Whilst much is now known about how babies develop in utero, the mechanism that keeps the uterus in a relaxed state until the time is right for a child to be born remains shrouded in mystery. Scientists have known for some time that progesterone is a key player, but exactly how it worked on the uterus was unclear. Now a new discovery, which could hold the key to new treatments for premature or delayed labour, has shed light on this important molecular clockwork.

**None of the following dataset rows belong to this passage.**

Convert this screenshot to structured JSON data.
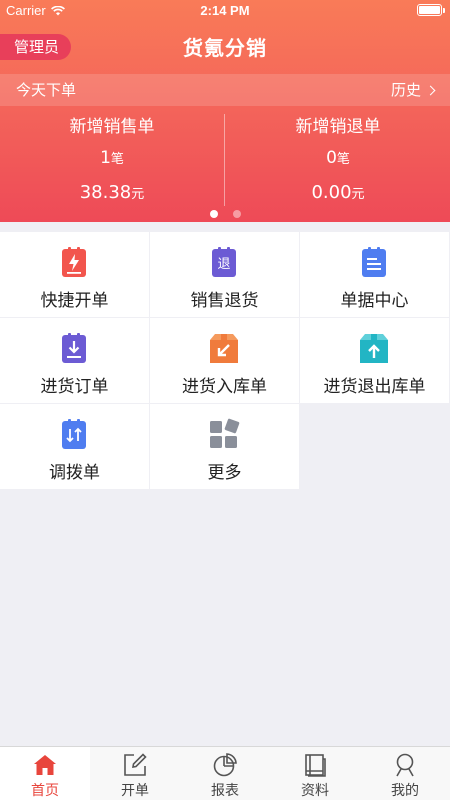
{
  "status_bar": {
    "carrier": "Carrier",
    "time": "2:14 PM"
  },
  "header": {
    "role_badge": "管理员",
    "title": "货氪分销"
  },
  "today": {
    "label": "今天下单",
    "history_link": "历史",
    "sales": {
      "title": "新增销售单",
      "count": "1",
      "count_unit": "笔",
      "amount": "38.38",
      "amount_unit": "元"
    },
    "returns": {
      "title": "新增销退单",
      "count": "0",
      "count_unit": "笔",
      "amount": "0.00",
      "amount_unit": "元"
    },
    "pager": {
      "pages": 2,
      "active": 1
    }
  },
  "grid": [
    {
      "label": "快捷开单",
      "icon": "quick-order-icon",
      "color": "#f2554d"
    },
    {
      "label": "销售退货",
      "icon": "sales-return-icon",
      "color": "#6c5bd4",
      "glyph": "退"
    },
    {
      "label": "单据中心",
      "icon": "document-center-icon",
      "color": "#4f7df0"
    },
    {
      "label": "进货订单",
      "icon": "purchase-order-icon",
      "color": "#6c5bd4"
    },
    {
      "label": "进货入库单",
      "icon": "stock-in-icon",
      "color": "#f07b3c"
    },
    {
      "label": "进货退出库单",
      "icon": "stock-out-return-icon",
      "color": "#22b5c4"
    },
    {
      "label": "调拨单",
      "icon": "transfer-icon",
      "color": "#4f7df0"
    },
    {
      "label": "更多",
      "icon": "more-icon",
      "color": "#8a8f9a"
    }
  ],
  "tabs": [
    {
      "label": "首页",
      "icon": "home-icon",
      "active": true
    },
    {
      "label": "开单",
      "icon": "edit-icon",
      "active": false
    },
    {
      "label": "报表",
      "icon": "chart-icon",
      "active": false
    },
    {
      "label": "资料",
      "icon": "book-icon",
      "active": false
    },
    {
      "label": "我的",
      "icon": "user-icon",
      "active": false
    }
  ],
  "colors": {
    "accent": "#e8453c",
    "hero_top": "#f97b58",
    "hero_bottom": "#ee4a57"
  }
}
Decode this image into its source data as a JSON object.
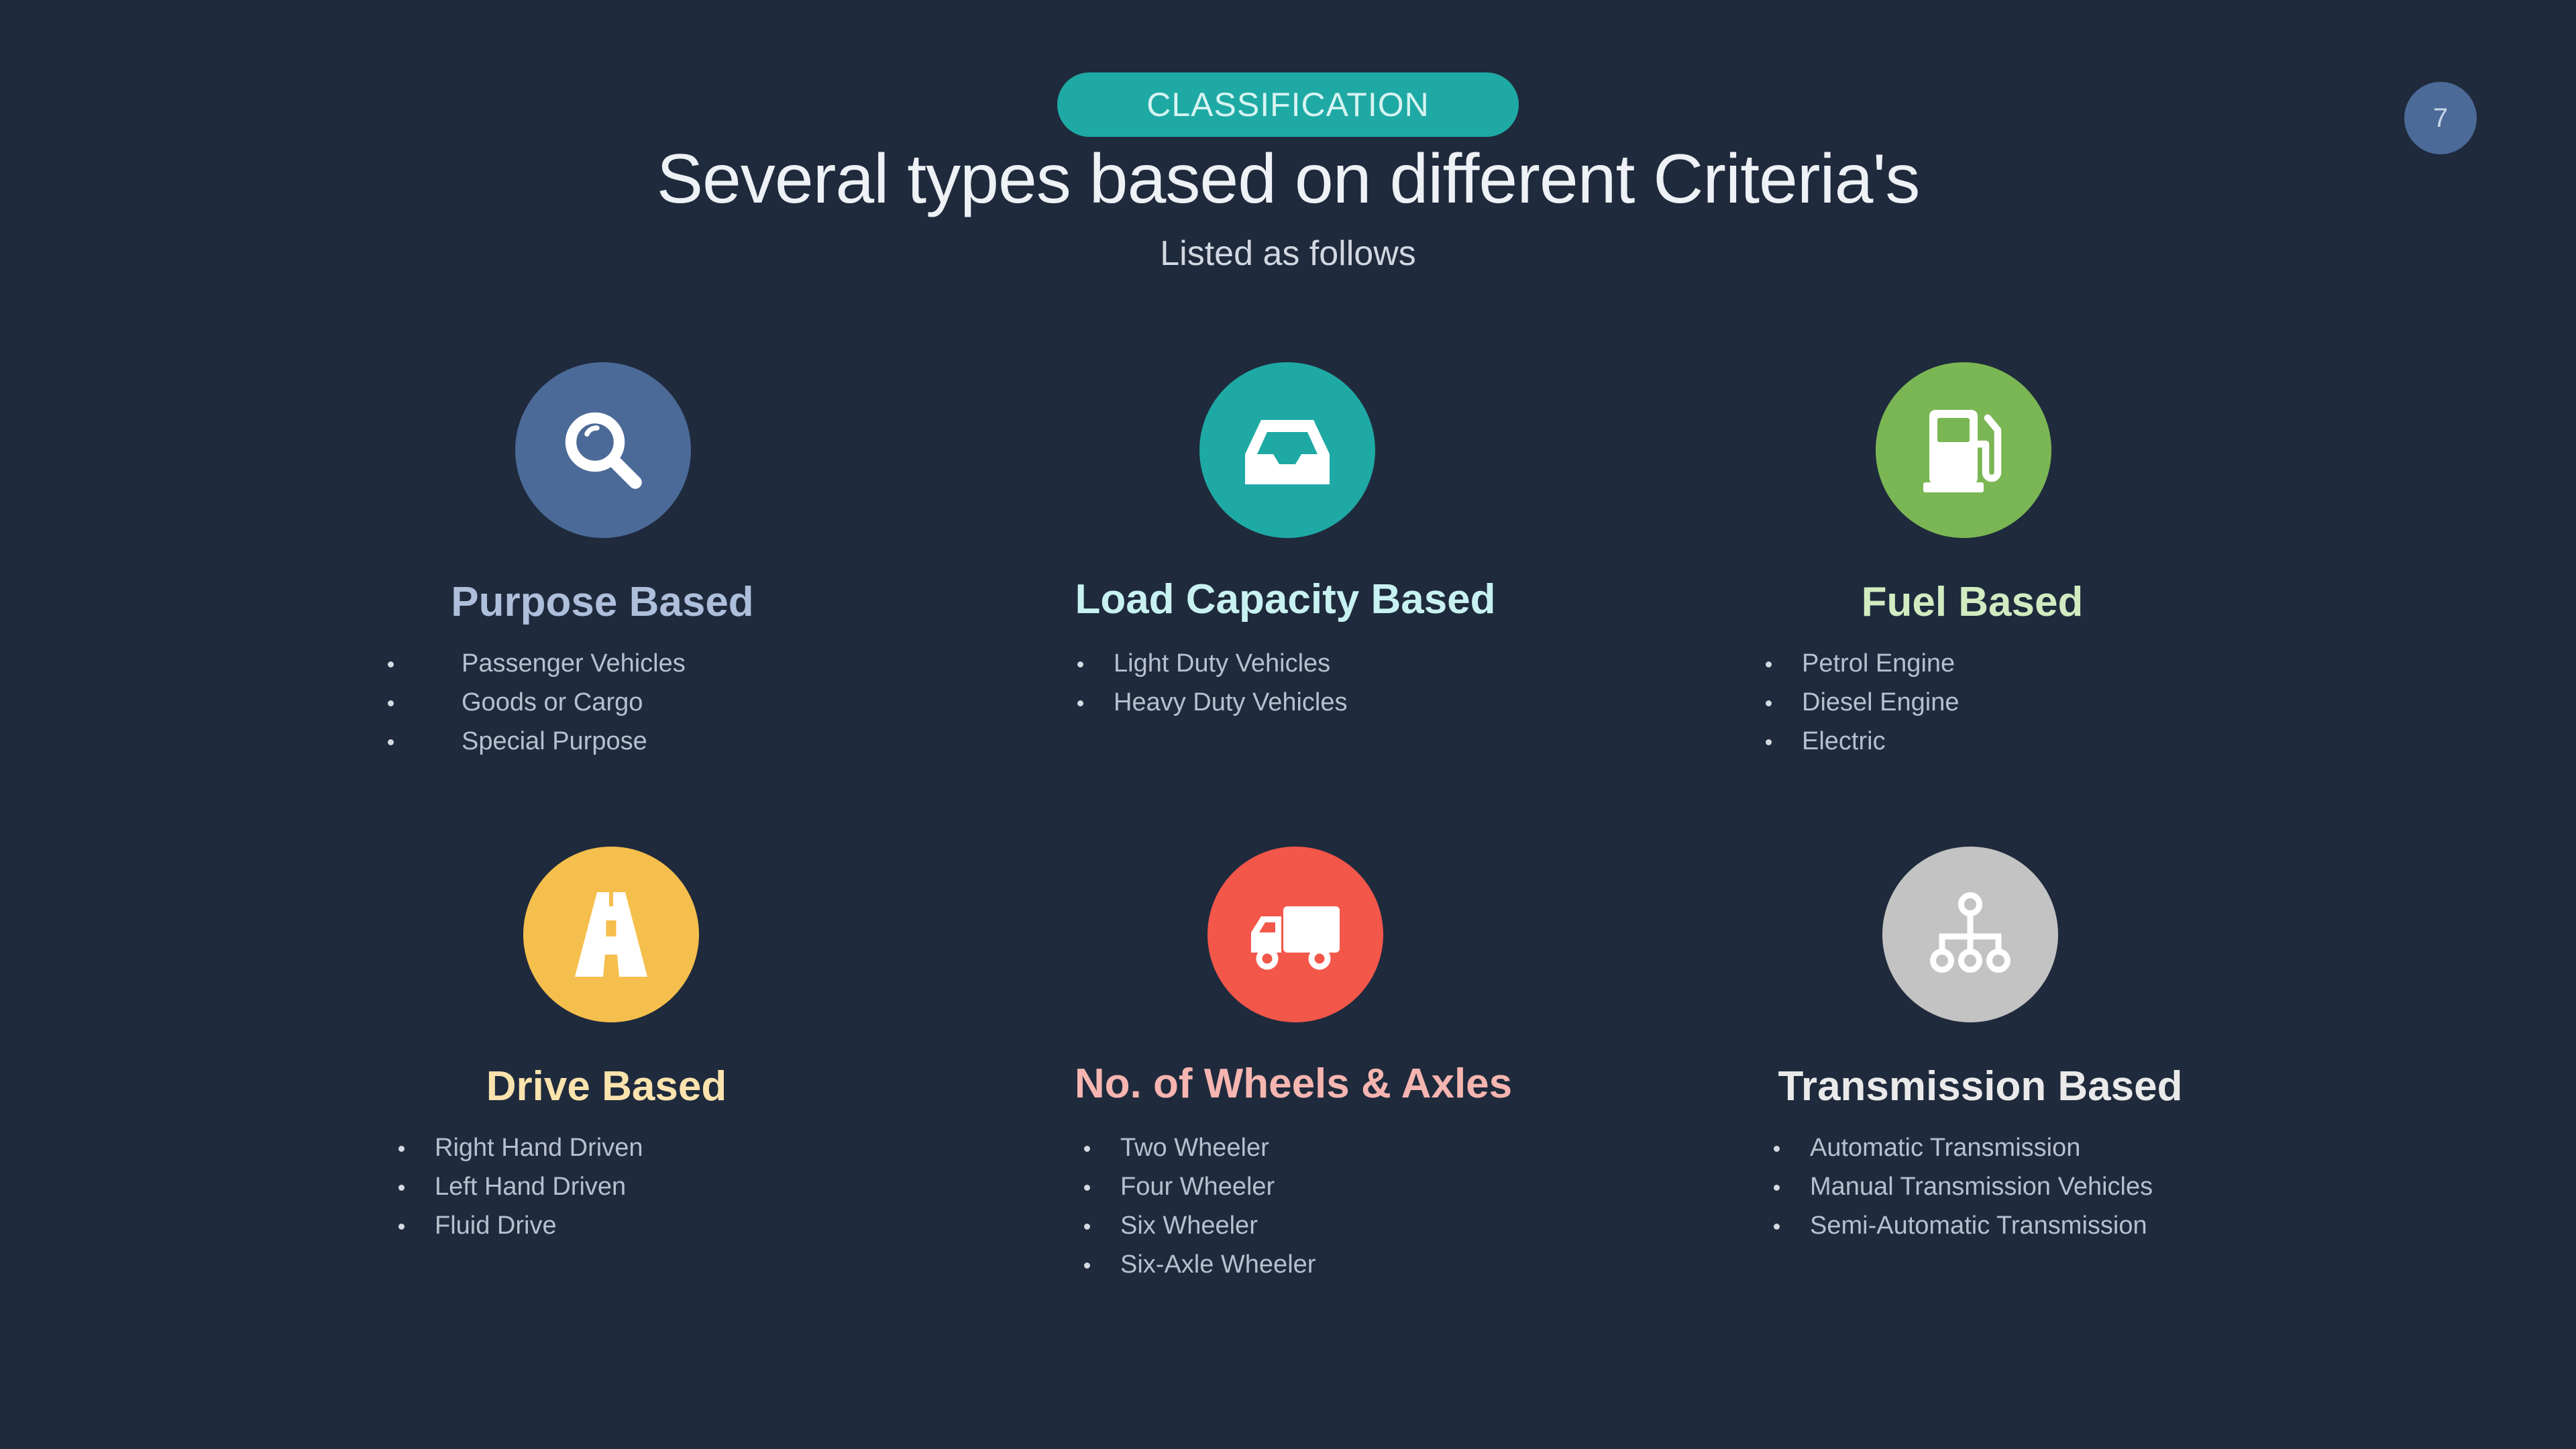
{
  "header": {
    "badge": "CLASSIFICATION",
    "title": "Several types based on different Criteria's",
    "subtitle": "Listed as follows",
    "page_number": "7"
  },
  "colors": {
    "background": "#1f2a3c",
    "badge": "#1fa9a4",
    "page_number": "#4b6a98"
  },
  "categories": [
    {
      "icon": "search-icon",
      "circle_color": "#4b6a98",
      "heading_color": "#aebfdc",
      "heading": "Purpose Based",
      "items": [
        "Passenger Vehicles",
        "Goods or Cargo",
        "Special Purpose"
      ]
    },
    {
      "icon": "inbox-tray-icon",
      "circle_color": "#1fa9a4",
      "heading_color": "#c8f2f2",
      "heading": "Load Capacity Based",
      "items": [
        "Light Duty Vehicles",
        "Heavy Duty Vehicles"
      ]
    },
    {
      "icon": "fuel-pump-icon",
      "circle_color": "#7bb654",
      "heading_color": "#d2ebc0",
      "heading": "Fuel Based",
      "items": [
        "Petrol Engine",
        "Diesel Engine",
        "Electric"
      ]
    },
    {
      "icon": "road-icon",
      "circle_color": "#f5bf4d",
      "heading_color": "#fbe3ad",
      "heading": "Drive Based",
      "items": [
        "Right Hand Driven",
        "Left Hand Driven",
        "Fluid Drive"
      ]
    },
    {
      "icon": "truck-icon",
      "circle_color": "#f2574a",
      "heading_color": "#f6b5b0",
      "heading": "No. of Wheels & Axles",
      "items": [
        "Two Wheeler",
        "Four Wheeler",
        "Six Wheeler",
        "Six-Axle Wheeler"
      ]
    },
    {
      "icon": "sitemap-icon",
      "circle_color": "#c3c3c3",
      "heading_color": "#eaeaea",
      "heading": "Transmission Based",
      "items": [
        "Automatic Transmission",
        "Manual Transmission Vehicles",
        "Semi-Automatic Transmission"
      ]
    }
  ]
}
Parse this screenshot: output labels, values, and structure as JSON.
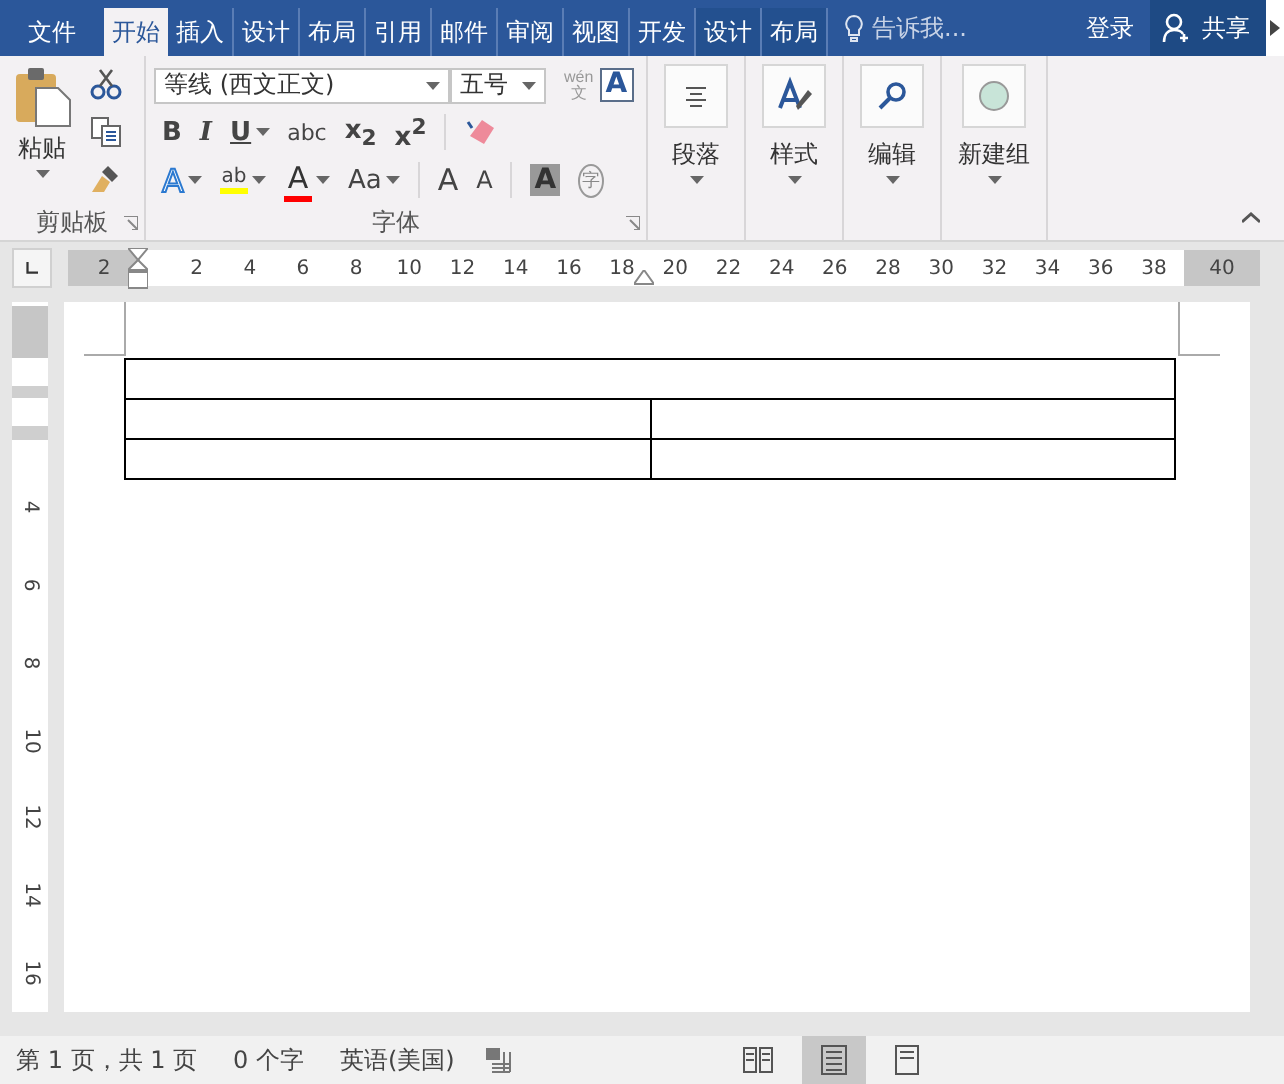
{
  "tabs": [
    {
      "label": "文件",
      "selected": false,
      "kind": "file"
    },
    {
      "label": "开始",
      "selected": true,
      "kind": "normal"
    },
    {
      "label": "插入",
      "selected": false,
      "kind": "normal"
    },
    {
      "label": "设计",
      "selected": false,
      "kind": "normal"
    },
    {
      "label": "布局",
      "selected": false,
      "kind": "normal"
    },
    {
      "label": "引用",
      "selected": false,
      "kind": "normal"
    },
    {
      "label": "邮件",
      "selected": false,
      "kind": "normal"
    },
    {
      "label": "审阅",
      "selected": false,
      "kind": "normal"
    },
    {
      "label": "视图",
      "selected": false,
      "kind": "normal"
    },
    {
      "label": "开发",
      "selected": false,
      "kind": "normal"
    },
    {
      "label": "设计",
      "selected": false,
      "kind": "contextual"
    },
    {
      "label": "布局",
      "selected": false,
      "kind": "contextual"
    }
  ],
  "tell_me": {
    "placeholder": "告诉我..."
  },
  "sign_in": "登录",
  "share": "共享",
  "ribbon": {
    "clipboard": {
      "label": "剪贴板",
      "paste": "粘贴"
    },
    "font": {
      "label": "字体",
      "font_name": "等线 (西文正文)",
      "font_size": "五号",
      "phonetic_top": "wén",
      "phonetic_bottom": "文",
      "border_glyph": "A",
      "format_buttons": [
        {
          "kind": "bold",
          "glyph": "B"
        },
        {
          "kind": "italic",
          "glyph": "I"
        },
        {
          "kind": "underline",
          "glyph": "U"
        },
        {
          "kind": "strike",
          "glyph": "abc"
        },
        {
          "kind": "sub",
          "glyph": "x$_{2}$"
        },
        {
          "kind": "sup",
          "glyph": "x$^{2}$"
        }
      ],
      "style_buttons": [
        {
          "kind": "effects",
          "glyph": "A"
        },
        {
          "kind": "highlight",
          "glyph": "ab",
          "color": "#ffff00"
        },
        {
          "kind": "color",
          "glyph": "A",
          "color": "#ff0000"
        },
        {
          "kind": "case",
          "glyph": "Aa"
        },
        {
          "kind": "grow",
          "glyph": "A"
        },
        {
          "kind": "shrink",
          "glyph": "A"
        },
        {
          "kind": "shading",
          "glyph": "A"
        },
        {
          "kind": "enclose",
          "glyph": "字"
        }
      ]
    },
    "groups": [
      {
        "label": "段落",
        "kind": "paragraph"
      },
      {
        "label": "样式",
        "kind": "styles"
      },
      {
        "label": "编辑",
        "kind": "editing"
      },
      {
        "label": "新建组",
        "kind": "new"
      }
    ]
  },
  "ruler": {
    "numbers": [
      {
        "label": "2",
        "kind": "margin"
      },
      {
        "label": "2",
        "kind": "text"
      },
      {
        "label": "4",
        "kind": "text"
      },
      {
        "label": "6",
        "kind": "text"
      },
      {
        "label": "8",
        "kind": "text"
      },
      {
        "label": "10",
        "kind": "text"
      },
      {
        "label": "12",
        "kind": "text"
      },
      {
        "label": "14",
        "kind": "text"
      },
      {
        "label": "16",
        "kind": "text"
      },
      {
        "label": "18",
        "kind": "text"
      },
      {
        "label": "20",
        "kind": "text"
      },
      {
        "label": "22",
        "kind": "text"
      },
      {
        "label": "24",
        "kind": "text"
      },
      {
        "label": "26",
        "kind": "text"
      },
      {
        "label": "28",
        "kind": "text"
      },
      {
        "label": "30",
        "kind": "text"
      },
      {
        "label": "32",
        "kind": "text"
      },
      {
        "label": "34",
        "kind": "text"
      },
      {
        "label": "36",
        "kind": "text"
      },
      {
        "label": "38",
        "kind": "text"
      },
      {
        "label": "40",
        "kind": "margin"
      }
    ],
    "vertical_numbers": [
      "4",
      "6",
      "8",
      "10",
      "12",
      "14",
      "16"
    ]
  },
  "table": {
    "rows": [
      {
        "merged": true
      },
      {
        "merged": false
      },
      {
        "merged": false
      }
    ]
  },
  "status_bar": {
    "page": "第 1 页，共 1 页",
    "words": "0 个字",
    "language": "英语(美国)",
    "views": [
      {
        "kind": "read",
        "selected": false
      },
      {
        "kind": "print",
        "selected": true
      },
      {
        "kind": "web",
        "selected": false
      }
    ]
  }
}
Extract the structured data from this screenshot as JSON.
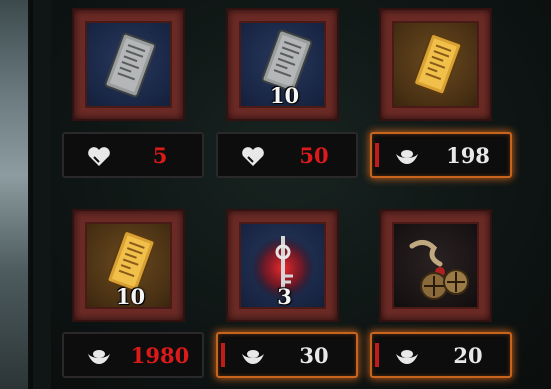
{
  "slots": [
    {
      "id": "1",
      "item_icon": "blank-scroll-icon",
      "currency_icon": "heart-icon",
      "price": "5",
      "qty": "",
      "price_color": "#dd1a1a",
      "highlighted": false
    },
    {
      "id": "2",
      "item_icon": "blank-scroll-icon",
      "currency_icon": "heart-icon",
      "price": "50",
      "qty": "10",
      "price_color": "#dd1a1a",
      "highlighted": false
    },
    {
      "id": "3",
      "item_icon": "gold-scroll-icon",
      "currency_icon": "silver-ingot-icon",
      "price": "198",
      "qty": "",
      "price_color": "#e8e8e8",
      "highlighted": true
    },
    {
      "id": "4",
      "item_icon": "gold-scroll-icon",
      "currency_icon": "silver-ingot-icon",
      "price": "1980",
      "qty": "10",
      "price_color": "#dd1a1a",
      "highlighted": false
    },
    {
      "id": "5",
      "item_icon": "crimson-key-icon",
      "currency_icon": "silver-ingot-icon",
      "price": "30",
      "qty": "3",
      "price_color": "#e8e8e8",
      "highlighted": true
    },
    {
      "id": "6",
      "item_icon": "bells-icon",
      "currency_icon": "silver-ingot-icon",
      "price": "20",
      "qty": "",
      "price_color": "#e8e8e8",
      "highlighted": true
    }
  ]
}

Writing in PNAS, University of Texas Southwestern Medical Center scientist Nora Renthal and her colleagues have discovered that when uterine cells are exposed to progesterone they activate a gene called ZEB1. This switches off birth-triggering genes including the gene encoding the oxytocin receptor, another gene that encodes cyclooxygenase-2, an enzyme which makes contractility-boosting agents called prostaglandins, and a gene called CXN-43, which makes a protein that enables waves of contractions to travel through the uterine muscle. Critically, ZEB1, they found, also shuts off the production of a family of short pieces of genetic material called micro RNA-200 (miR-200).
These micro RNAs themselves actually shut off the production of ZEB1 and a related gene with similar actions called ZEB2. This means that, when the time is right for birth signals between teh foetus and the mother trigger the release of inflammatory substances in the uterus; this blocks the progesterone signal, causing the ZEB1 levels to drop and in turn allows the levels of the miRNA-200 genes to rise. Increased miRNA-200 then strongly suppresses the action of ZEB1 and ZEB2. This then rapidly turns on the expression of the birth-related genes including the oxytocin receptor, which causes the uterus to contract, and the CXN-43 gene, which enables the uterine muscle cells to electrically wire themselves together, triggering contractions.
Unpicking these molecular mechanisms will inevitably lead to the identification of new therapeutic pathways that can be targeted for the treatment of labour-related problems, including preventing premature labour and progressing labour in women who may need to be induced.